I don’t say this often: Right now former vice president Joe Biden’s political messaging is pitch-perfect. By refusing to entertain questions about expanding the Supreme Court or eliminating the filibuster, if he has the blessing to work with a Democratic Senate come November, he may be disappointing some of his supporters. But his answers are correct.
Asked by a Green Bay, Wis., television outlet whether he would add more Supreme Court justices if Donald Trump and the Senate GOP replace the late Ruth Bader Ginsburg with a conservative, Biden replied: “It’s a legitimate question, but let me tell you why I’m not going answer that question. Because it will shift the focus. That’s what [Trump] wants. He never wants to talk about the issue at hand and he always tries to change the subject. Let’s say I answer that question, then the whole debate’s going to be about what Biden said or didn’t say, Biden said he would or wouldn’t.”
I think that’s right. Biden should keep talking about Trump’s homicidal handling of the Covid pandemic, about his ongoing crusade to kill the Affordable Care Act, about his failure to get genuine economic relief to people struggling in this economy. These stands are contributing to a solid national and swing-state lead. I also think it’s the job of the left to raise more systemic solutions—but I’m fine with Biden’s position here.
I’m not at all fine with California Senator Dianne Feinstein’s answer on eliminating the filibuster, as a first step, perhaps, in adding more justices. The senior senator from the most liberal state in the union told reporters yesterday, “I don’t believe in doing that. I think the filibuster serves a purpose…. I think it’s part of the Senate that differentiates itself.” Even Senator Joe Manchin, of much more conservative West Virginia, has left the door open to filibuster reform. It’s not that centrist or conservative Democrats should be promising to pack the court or eliminate the filibuster. It’s just incredibly irresponsible to take it off the table. And that tendency to play nice, to pretend the old norms still prevail, is part of what’s gotten the Democratic Party, and the nation, to this awful crisis.

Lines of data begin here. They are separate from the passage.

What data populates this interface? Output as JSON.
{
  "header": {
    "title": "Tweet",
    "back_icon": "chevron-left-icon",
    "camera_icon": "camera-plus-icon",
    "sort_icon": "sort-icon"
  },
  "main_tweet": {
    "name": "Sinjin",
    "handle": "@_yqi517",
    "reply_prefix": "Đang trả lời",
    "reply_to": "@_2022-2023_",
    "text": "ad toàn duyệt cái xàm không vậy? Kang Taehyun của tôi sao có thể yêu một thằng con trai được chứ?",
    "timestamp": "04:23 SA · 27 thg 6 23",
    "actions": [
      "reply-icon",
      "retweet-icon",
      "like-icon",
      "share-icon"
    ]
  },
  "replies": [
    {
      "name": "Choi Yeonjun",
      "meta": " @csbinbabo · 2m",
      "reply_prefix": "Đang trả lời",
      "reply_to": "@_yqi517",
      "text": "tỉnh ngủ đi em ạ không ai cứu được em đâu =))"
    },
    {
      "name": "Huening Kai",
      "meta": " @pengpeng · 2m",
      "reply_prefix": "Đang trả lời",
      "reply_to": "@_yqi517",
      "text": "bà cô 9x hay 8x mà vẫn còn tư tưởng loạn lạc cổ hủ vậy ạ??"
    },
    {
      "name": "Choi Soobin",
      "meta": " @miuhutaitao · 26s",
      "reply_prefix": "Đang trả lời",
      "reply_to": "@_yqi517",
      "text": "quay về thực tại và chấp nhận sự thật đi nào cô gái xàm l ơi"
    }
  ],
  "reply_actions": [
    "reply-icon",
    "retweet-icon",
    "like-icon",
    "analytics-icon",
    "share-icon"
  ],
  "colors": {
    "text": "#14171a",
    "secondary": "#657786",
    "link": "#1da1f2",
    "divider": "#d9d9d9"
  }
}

If Democrats don’t reform the filibuster, even with a three-to-four-seat majority in the Senate (which would be miraculous), they will find their legislative agenda utterly blocked. Nothing the Biden-Harris ticket is promising—whether shoring up the ACA, pushing the Medicare-eligibility age down to 55 or 60, a new voting rights act, massive pandemic relief, criminal justice reform, a modified Green New Deal—will be accomplished in their first two years in office. Republicans will block every move, like they blocked Barack Obama’s efforts at a larger post–financial crash stimulus and a broader ACA, again disillusioning a Democratic base that voted for big change.
And if that happens, Democrats will lose control of the House and Senate in 2022 in a wave election sweeping in folks who will make the GOP class of 2011 look like a Democratic Socialists of America convention. The disillusionment of young people and the left that we saw in November 2010, which led to a depressing drop in Democratic voter turnout, will be magnified by a factor of Covid x accelerating climate change x ongoing police violence—equaling despair, nihilism, and maybe angry rebellion.
But that’s a debate to have if and when Democrats take back the White House and Senate. Republicans would like nothing more than to change the subject from Trump’s gruesome performance in office to allegations of antidemocratic moves by Democrats, or however they would characterize such completely reasonable reforms. (Read the always brilliant Adam Jentleson on the party’s options come January.)
Feinstein beat back a primary challenge in 2018, meaning she’ll hold her seat, if she wants to, at least until 2025, when she’s 93. Just in time for the inauguration of President Tom Cotton (or maybe Ivanka Trump)! If the senior senator from our most progressive state is truly opposed to more fundamental change, she should be honest with herself that she’s obstructing her party’s base, and its priorities. Maybe it’s time to think about retiring, so California Governor Gavin Newsom can appoint someone more in line with their state’s voters. Or maybe it’s time to get in line herself.